Remind your child, “Change is hard for everyone, but I’m still here to love you, and we’ll get through this together.”
Home life may feel very different after the death of a loved one. You may need to move, for instance, or need to get a job. Your relationship with your loved one’s parents and family may change. You and your family may face big adjustments. Here are a few suggestions that can help support your family:
Get support from family, friends, and community (“Uncle Joey can take you to the park today” or “Cousin Emily can help with your homework”). Search for counseling or reach out to religious organizations, grief camps, support groups, and hospices.
Children need assurance that no one can ever take the place of the parent who died and that others want only to help your family.
Update key people.
Inform your child’s teachers, caretakers, and extended family about what’s going on. Ask them what they are observing in your child or your family.

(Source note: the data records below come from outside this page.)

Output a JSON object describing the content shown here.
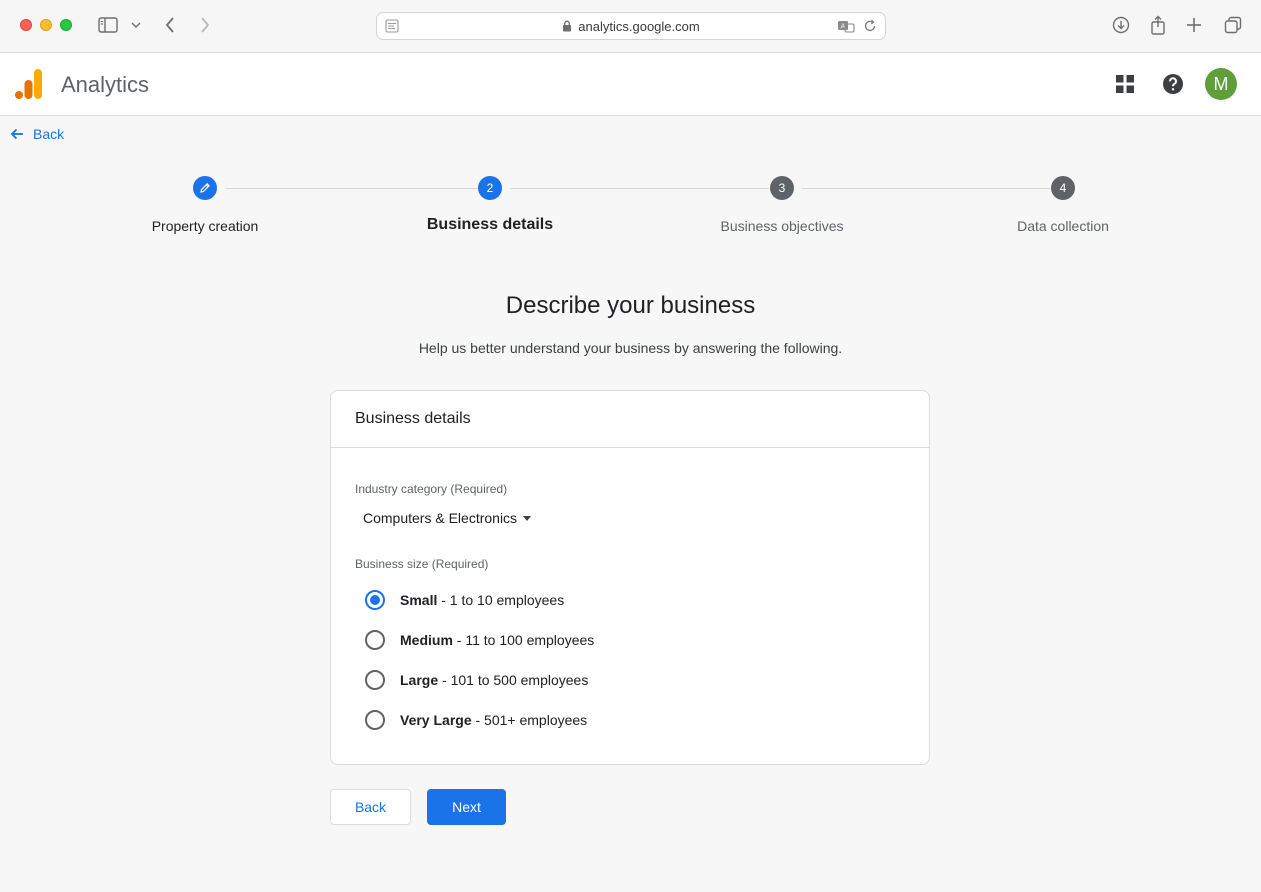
{
  "browser": {
    "url": "analytics.google.com",
    "icons": [
      "sidebar-toggle-icon",
      "chevron-down-icon",
      "back-arrow-icon",
      "forward-arrow-icon",
      "page-icon",
      "lock-icon",
      "translate-icon",
      "reload-icon",
      "download-icon",
      "share-icon",
      "new-tab-icon",
      "tabs-overview-icon"
    ]
  },
  "header": {
    "app_title": "Analytics",
    "avatar_initial": "M",
    "icons": [
      "apps-grid-icon",
      "help-icon"
    ]
  },
  "nav": {
    "back_label": "Back"
  },
  "stepper": {
    "steps": [
      {
        "number": "",
        "label": "Property creation",
        "state": "done"
      },
      {
        "number": "2",
        "label": "Business details",
        "state": "active"
      },
      {
        "number": "3",
        "label": "Business objectives",
        "state": "pending"
      },
      {
        "number": "4",
        "label": "Data collection",
        "state": "pending"
      }
    ]
  },
  "main": {
    "title": "Describe your business",
    "subtitle": "Help us better understand your business by answering the following."
  },
  "card": {
    "title": "Business details",
    "industry": {
      "label": "Industry category (Required)",
      "value": "Computers & Electronics"
    },
    "size": {
      "label": "Business size (Required)",
      "options": [
        {
          "name": "Small",
          "detail": " - 1 to 10 employees",
          "checked": true
        },
        {
          "name": "Medium",
          "detail": " - 11 to 100 employees",
          "checked": false
        },
        {
          "name": "Large",
          "detail": " - 101 to 500 employees",
          "checked": false
        },
        {
          "name": "Very Large",
          "detail": " - 501+ employees",
          "checked": false
        }
      ]
    }
  },
  "actions": {
    "back_label": "Back",
    "next_label": "Next"
  },
  "colors": {
    "accent": "#1a73e8",
    "avatar": "#5e9e3b",
    "pending_step": "#5f6368"
  }
}
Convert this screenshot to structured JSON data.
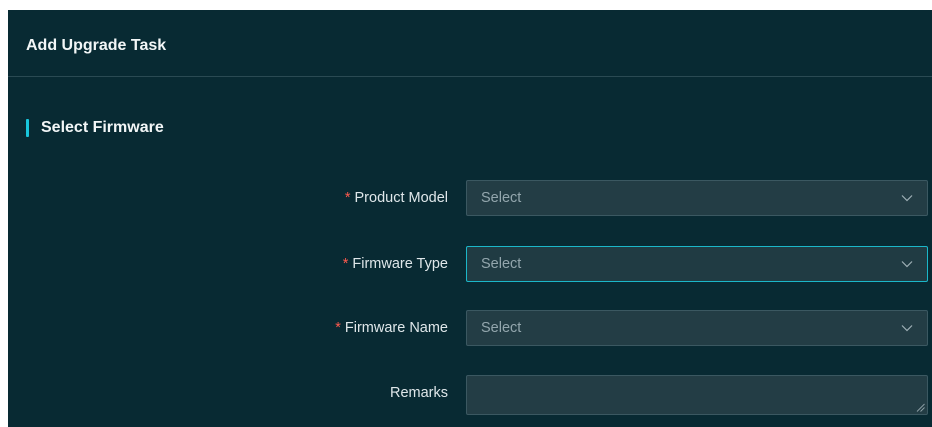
{
  "panel": {
    "title": "Add Upgrade Task"
  },
  "section": {
    "title": "Select Firmware"
  },
  "form": {
    "required_mark": "*",
    "fields": [
      {
        "label": "Product Model",
        "required": true,
        "placeholder": "Select",
        "type": "select",
        "focused": false
      },
      {
        "label": "Firmware Type",
        "required": true,
        "placeholder": "Select",
        "type": "select",
        "focused": true
      },
      {
        "label": "Firmware Name",
        "required": true,
        "placeholder": "Select",
        "type": "select",
        "focused": false
      },
      {
        "label": "Remarks",
        "required": false,
        "value": "",
        "type": "textarea"
      }
    ]
  },
  "icons": {
    "dropdown": "chevron-down-icon",
    "resize": "resize-handle-icon"
  },
  "colors": {
    "panel_background": "#082a33",
    "accent": "#18c6dc",
    "focus_border": "#1bb7c9",
    "required": "#ff5a4e",
    "field_background": "#233d45"
  }
}
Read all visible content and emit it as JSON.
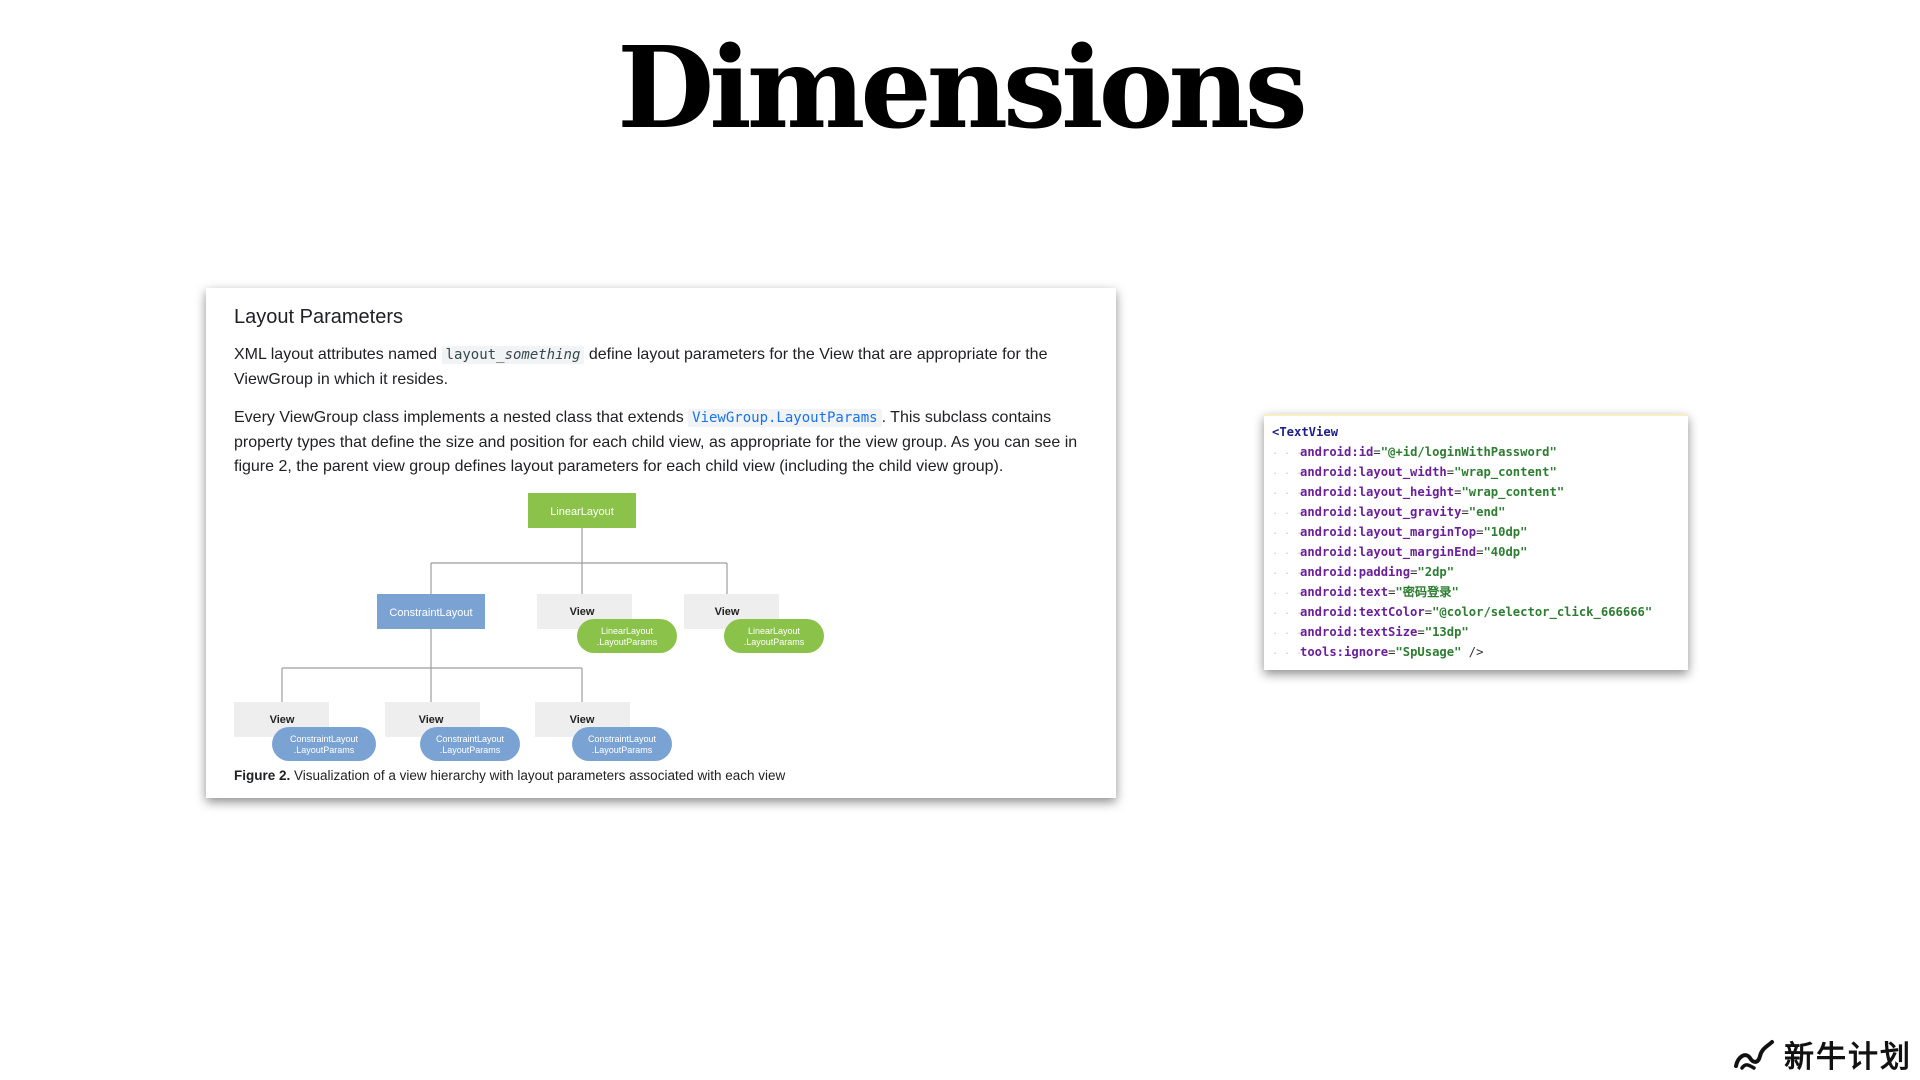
{
  "slide": {
    "title": "Dimensions"
  },
  "doc": {
    "heading": "Layout Parameters",
    "para1_pre": "XML layout attributes named ",
    "para1_code_a": "layout_",
    "para1_code_b": "something",
    "para1_post": " define layout parameters for the View that are appropriate for the ViewGroup in which it resides.",
    "para2_pre": "Every ViewGroup class implements a nested class that extends ",
    "para2_link": "ViewGroup.LayoutParams",
    "para2_post": ". This subclass contains property types that define the size and position for each child view, as appropriate for the view group. As you can see in figure 2, the parent view group defines layout parameters for each child view (including the child view group).",
    "figure": {
      "root": "LinearLayout",
      "constraint": "ConstraintLayout",
      "view": "View",
      "linear_params_1": "LinearLayout",
      "linear_params_2": ".LayoutParams",
      "constraint_params_1": "ConstraintLayout",
      "constraint_params_2": ".LayoutParams",
      "caption_bold": "Figure 2.",
      "caption_text": " Visualization of a view hierarchy with layout parameters associated with each view",
      "colors": {
        "green": "#8bc34a",
        "blue": "#7aa3d4",
        "gray": "#eeeeee",
        "line": "#9e9e9e"
      }
    }
  },
  "code": {
    "open_tag": "<TextView",
    "lines": [
      {
        "attr": "android:id",
        "val": "\"@+id/loginWithPassword\""
      },
      {
        "attr": "android:layout_width",
        "val": "\"wrap_content\""
      },
      {
        "attr": "android:layout_height",
        "val": "\"wrap_content\""
      },
      {
        "attr": "android:layout_gravity",
        "val": "\"end\""
      },
      {
        "attr": "android:layout_marginTop",
        "val": "\"10dp\""
      },
      {
        "attr": "android:layout_marginEnd",
        "val": "\"40dp\""
      },
      {
        "attr": "android:padding",
        "val": "\"2dp\""
      },
      {
        "attr": "android:text",
        "val": "\"密码登录\""
      },
      {
        "attr": "android:textColor",
        "val": "\"@color/selector_click_666666\""
      },
      {
        "attr": "android:textSize",
        "val": "\"13dp\""
      },
      {
        "attr": "tools:ignore",
        "val": "\"SpUsage\""
      }
    ],
    "close": " />",
    "eq": "="
  },
  "logo": {
    "text": "新牛计划",
    "icon": "swirl-logo-icon"
  }
}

This can help you understand what your child is going through. Create a plan with them if your child needs extra help.
Maintain some routines.
Children still need structure and your loving guidance, especially during difficult times. Keeping mealtimes and daily rituals in place can help.
Empower your child.
Allow your child to decide how much information she wants to share with other people, and with whom.
As your child grows older, matures, and develops her own world view, she may ask for more details. Give your child the information she asks for.